**Exercise objective:**
Starting from the first line, set down the entire listing exactly.

**The records:**
+ + + + + + +

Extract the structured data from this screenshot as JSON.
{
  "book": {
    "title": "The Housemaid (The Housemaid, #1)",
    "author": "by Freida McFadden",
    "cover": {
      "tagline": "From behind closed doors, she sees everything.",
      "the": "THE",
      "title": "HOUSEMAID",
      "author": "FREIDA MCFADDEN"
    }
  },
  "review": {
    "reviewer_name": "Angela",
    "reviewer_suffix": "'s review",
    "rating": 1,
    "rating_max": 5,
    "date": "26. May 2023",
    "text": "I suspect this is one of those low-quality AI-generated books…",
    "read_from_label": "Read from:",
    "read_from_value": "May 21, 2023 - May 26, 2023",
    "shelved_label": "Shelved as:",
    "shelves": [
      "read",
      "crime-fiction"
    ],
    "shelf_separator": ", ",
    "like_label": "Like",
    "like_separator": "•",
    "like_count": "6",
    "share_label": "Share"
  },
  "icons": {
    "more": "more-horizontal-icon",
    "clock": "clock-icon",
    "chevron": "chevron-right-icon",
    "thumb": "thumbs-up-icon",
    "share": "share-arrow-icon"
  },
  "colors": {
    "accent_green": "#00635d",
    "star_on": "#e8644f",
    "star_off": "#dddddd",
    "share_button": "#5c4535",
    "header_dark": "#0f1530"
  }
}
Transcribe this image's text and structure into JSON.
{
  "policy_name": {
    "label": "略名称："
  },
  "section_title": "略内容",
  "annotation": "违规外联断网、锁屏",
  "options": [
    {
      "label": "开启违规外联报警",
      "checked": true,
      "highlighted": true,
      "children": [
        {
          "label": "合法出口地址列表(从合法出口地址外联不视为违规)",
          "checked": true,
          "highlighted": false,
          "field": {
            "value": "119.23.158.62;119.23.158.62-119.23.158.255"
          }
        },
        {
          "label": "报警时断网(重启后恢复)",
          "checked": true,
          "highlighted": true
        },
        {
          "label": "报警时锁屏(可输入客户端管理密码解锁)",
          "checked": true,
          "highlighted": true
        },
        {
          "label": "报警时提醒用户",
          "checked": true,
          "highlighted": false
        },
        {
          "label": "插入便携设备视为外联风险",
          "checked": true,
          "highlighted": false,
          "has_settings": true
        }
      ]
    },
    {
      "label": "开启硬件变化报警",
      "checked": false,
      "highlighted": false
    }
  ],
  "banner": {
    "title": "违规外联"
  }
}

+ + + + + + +

**Exercise solution:**
Extract the structured data from this screenshot as JSON.
{
  "book": {
    "title": "The Housemaid (The Housemaid, #1)",
    "author": "by Freida McFadden",
    "cover": {
      "tagline": "From behind closed doors, she sees everything.",
      "the": "THE",
      "title": "HOUSEMAID",
      "author": "FREIDA MCFADDEN"
    }
  },
  "review": {
    "reviewer_name": "Angela",
    "reviewer_suffix": "'s review",
    "rating": 1,
    "rating_max": 5,
    "date": "26. May 2023",
    "text": "I suspect this is one of those low-quality AI-generated books…",
    "read_from_label": "Read from:",
    "read_from_value": "May 21, 2023 - May 26, 2023",
    "shelved_label": "Shelved as:",
    "shelves": [
      "read",
      "crime-fiction"
    ],
    "shelf_separator": ", ",
    "like_label": "Like",
    "like_separator": "•",
    "like_count": "6",
    "share_label": "Share"
  },
  "icons": {
    "more": "more-horizontal-icon",
    "clock": "clock-icon",
    "chevron": "chevron-right-icon",
    "thumb": "thumbs-up-icon",
    "share": "share-arrow-icon"
  },
  "colors": {
    "accent_green": "#00635d",
    "star_on": "#e8644f",
    "star_off": "#dddddd",
    "share_button": "#5c4535",
    "header_dark": "#0f1530"
  }
}
Transcribe this image's text and structure into JSON.
{
  "policy_name": {
    "label": "略名称："
  },
  "section_title": "略内容",
  "annotation": "违规外联断网、锁屏",
  "options": [
    {
      "label": "开启违规外联报警",
      "checked": true,
      "highlighted": true,
      "children": [
        {
          "label": "合法出口地址列表(从合法出口地址外联不视为违规)",
          "checked": true,
          "highlighted": false,
          "field": {
            "value": "119.23.158.62;119.23.158.62-119.23.158.255"
          }
        },
        {
          "label": "报警时断网(重启后恢复)",
          "checked": true,
          "highlighted": true
        },
        {
          "label": "报警时锁屏(可输入客户端管理密码解锁)",
          "checked": true,
          "highlighted": true
        },
        {
          "label": "报警时提醒用户",
          "checked": true,
          "highlighted": false
        },
        {
          "label": "插入便携设备视为外联风险",
          "checked": true,
          "highlighted": false,
          "has_settings": true
        }
      ]
    },
    {
      "label": "开启硬件变化报警",
      "checked": false,
      "highlighted": false
    }
  ],
  "banner": {
    "title": "违规外联"
  }
}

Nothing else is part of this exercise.